Some sandstone resists weathering, yet is easy to work with. This makes it a common building and paving material. Sandstone is a very versatile material, applicable for most types of interior and exterior applications, including wall cladding, roofing and flooring.

Deposits from sand dunes can be recognized by irregular and fluidly shaped weathering patterns and wavy coloration lines when sectioned, while water deposits form more regular blocks when weathered. The regularity of the latter favors use as a source for masonry, either as a primary building material or as a facing stone, over other construction.

The stone generally has a uniform texture and it is somewhat soft, making it user-friendly for a variety of applications. It is favored for wall claddings and flooring because of its low absorption rate, high compression strength, and aesthetically pleasing appearance.

Sandstone is a common paving material because it can be highly weather resistant, and for its ability to maintain age and appearance over time, as well as for the different dimensions available. Sandstone pavers can be used for patios, pool surrounds, pool coping, balconies, cladding and veneer.

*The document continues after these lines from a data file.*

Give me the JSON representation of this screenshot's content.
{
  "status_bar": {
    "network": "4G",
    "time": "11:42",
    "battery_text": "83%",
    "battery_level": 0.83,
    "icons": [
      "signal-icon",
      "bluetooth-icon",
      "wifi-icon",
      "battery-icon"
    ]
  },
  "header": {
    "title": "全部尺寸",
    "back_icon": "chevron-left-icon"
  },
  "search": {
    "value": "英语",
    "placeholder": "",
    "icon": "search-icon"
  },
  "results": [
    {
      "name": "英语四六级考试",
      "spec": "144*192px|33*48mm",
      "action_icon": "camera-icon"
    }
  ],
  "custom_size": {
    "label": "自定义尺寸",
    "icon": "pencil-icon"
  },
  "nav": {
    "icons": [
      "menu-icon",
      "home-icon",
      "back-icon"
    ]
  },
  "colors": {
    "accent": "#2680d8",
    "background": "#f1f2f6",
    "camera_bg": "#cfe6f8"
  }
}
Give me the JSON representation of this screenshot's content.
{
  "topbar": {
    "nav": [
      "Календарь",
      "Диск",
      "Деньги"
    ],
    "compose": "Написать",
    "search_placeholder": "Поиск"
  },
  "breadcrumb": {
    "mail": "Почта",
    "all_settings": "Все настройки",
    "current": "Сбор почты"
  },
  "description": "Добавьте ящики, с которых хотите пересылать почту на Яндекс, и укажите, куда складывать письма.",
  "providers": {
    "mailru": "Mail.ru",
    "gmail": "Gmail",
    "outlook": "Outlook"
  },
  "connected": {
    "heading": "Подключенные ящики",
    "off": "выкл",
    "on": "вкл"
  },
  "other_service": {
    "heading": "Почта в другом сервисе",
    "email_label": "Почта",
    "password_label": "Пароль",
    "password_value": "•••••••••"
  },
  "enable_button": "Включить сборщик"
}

Sandstone has been used in some of the world’s most famous structures, including the White House, the Taj Mahal, the pyramids and the Angkor Vat, an ancient Cambodian temple.